Your objective:
Work out the number of lines in the records that include the word "USDT"; reply with that number alone.

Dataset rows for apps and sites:

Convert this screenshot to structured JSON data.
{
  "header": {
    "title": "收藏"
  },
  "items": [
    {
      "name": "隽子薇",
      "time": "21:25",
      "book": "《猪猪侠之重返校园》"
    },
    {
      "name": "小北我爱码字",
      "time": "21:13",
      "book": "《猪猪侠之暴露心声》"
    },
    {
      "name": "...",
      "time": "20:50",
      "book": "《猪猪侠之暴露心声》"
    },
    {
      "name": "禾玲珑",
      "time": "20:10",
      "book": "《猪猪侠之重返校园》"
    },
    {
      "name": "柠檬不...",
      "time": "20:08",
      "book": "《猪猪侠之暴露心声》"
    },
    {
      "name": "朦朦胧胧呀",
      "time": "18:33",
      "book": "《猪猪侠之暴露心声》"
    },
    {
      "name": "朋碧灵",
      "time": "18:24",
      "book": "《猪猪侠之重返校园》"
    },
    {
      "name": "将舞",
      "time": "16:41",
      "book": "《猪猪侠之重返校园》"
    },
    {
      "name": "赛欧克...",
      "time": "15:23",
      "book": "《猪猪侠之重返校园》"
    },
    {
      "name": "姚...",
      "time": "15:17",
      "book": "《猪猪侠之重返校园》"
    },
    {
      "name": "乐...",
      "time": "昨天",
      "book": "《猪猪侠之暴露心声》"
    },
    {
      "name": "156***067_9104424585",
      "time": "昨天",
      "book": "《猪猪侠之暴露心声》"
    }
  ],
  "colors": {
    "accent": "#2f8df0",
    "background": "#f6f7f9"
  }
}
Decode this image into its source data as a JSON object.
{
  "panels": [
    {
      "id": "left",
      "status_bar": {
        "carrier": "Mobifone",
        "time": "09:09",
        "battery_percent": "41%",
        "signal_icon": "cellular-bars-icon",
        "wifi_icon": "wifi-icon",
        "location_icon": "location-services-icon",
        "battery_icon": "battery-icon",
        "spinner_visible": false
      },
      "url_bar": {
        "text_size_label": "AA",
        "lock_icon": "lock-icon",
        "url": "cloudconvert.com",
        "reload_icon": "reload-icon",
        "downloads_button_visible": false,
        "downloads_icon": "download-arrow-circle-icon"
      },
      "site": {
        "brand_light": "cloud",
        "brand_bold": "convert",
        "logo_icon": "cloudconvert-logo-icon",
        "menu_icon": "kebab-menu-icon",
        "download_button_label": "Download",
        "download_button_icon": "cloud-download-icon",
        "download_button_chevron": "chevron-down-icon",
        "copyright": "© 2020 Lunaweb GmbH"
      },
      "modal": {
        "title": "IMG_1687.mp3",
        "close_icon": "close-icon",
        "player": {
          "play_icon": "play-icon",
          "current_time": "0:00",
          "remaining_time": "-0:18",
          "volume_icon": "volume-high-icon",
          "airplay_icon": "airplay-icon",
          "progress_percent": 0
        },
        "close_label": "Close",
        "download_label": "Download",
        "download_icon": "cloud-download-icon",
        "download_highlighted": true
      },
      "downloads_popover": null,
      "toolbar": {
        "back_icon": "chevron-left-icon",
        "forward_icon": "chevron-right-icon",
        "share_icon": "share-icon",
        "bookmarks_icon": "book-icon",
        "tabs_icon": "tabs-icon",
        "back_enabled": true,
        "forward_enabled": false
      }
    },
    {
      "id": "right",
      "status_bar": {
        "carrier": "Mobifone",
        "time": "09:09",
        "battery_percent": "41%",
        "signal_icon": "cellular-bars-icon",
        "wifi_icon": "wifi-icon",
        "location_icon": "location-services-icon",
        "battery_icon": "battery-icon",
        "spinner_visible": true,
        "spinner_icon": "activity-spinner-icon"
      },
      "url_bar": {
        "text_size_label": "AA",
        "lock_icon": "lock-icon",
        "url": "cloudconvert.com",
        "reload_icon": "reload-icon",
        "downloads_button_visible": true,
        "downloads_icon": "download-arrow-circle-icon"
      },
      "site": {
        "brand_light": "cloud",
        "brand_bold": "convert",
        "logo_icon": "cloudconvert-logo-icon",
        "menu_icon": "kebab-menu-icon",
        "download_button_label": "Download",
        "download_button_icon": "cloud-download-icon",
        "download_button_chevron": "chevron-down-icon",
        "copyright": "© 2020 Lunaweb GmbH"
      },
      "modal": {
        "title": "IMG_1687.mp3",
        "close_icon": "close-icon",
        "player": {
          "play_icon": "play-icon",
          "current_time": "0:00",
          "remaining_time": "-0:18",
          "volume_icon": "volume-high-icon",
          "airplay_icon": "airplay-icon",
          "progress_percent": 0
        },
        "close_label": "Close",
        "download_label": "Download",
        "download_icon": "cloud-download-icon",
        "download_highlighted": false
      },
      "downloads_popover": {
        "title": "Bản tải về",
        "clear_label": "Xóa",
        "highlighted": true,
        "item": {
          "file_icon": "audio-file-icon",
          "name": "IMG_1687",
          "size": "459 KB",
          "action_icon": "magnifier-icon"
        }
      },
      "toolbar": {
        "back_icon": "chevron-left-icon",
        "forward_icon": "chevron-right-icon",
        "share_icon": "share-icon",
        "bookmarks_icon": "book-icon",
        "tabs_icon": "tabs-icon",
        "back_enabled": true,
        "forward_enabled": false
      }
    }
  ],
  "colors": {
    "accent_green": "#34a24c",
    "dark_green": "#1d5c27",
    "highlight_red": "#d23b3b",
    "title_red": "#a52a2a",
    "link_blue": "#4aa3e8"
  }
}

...

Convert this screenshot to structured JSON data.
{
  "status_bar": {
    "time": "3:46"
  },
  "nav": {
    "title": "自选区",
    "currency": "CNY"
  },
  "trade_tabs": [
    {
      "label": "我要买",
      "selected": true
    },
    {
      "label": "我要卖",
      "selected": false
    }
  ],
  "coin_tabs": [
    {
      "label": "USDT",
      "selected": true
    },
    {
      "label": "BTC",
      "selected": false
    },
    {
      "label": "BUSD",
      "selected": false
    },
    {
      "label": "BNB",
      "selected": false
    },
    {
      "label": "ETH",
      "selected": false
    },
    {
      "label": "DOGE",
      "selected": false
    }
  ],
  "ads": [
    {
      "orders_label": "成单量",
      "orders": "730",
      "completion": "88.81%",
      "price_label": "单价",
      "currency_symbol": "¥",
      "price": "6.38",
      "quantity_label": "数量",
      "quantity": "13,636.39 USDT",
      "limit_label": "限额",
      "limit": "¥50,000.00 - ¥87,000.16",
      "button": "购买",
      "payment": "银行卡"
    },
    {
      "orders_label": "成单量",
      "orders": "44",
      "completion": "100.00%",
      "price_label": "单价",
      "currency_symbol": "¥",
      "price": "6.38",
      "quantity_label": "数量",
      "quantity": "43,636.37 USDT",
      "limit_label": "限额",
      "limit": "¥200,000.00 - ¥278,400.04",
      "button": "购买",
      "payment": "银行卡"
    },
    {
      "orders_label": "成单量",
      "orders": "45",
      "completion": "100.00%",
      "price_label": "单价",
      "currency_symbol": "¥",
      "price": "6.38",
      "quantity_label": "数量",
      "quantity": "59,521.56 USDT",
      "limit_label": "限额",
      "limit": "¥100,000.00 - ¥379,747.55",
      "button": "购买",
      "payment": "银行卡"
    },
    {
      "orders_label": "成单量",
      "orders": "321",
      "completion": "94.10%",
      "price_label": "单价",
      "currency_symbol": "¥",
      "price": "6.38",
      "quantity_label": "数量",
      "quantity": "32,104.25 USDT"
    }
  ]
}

Output:
5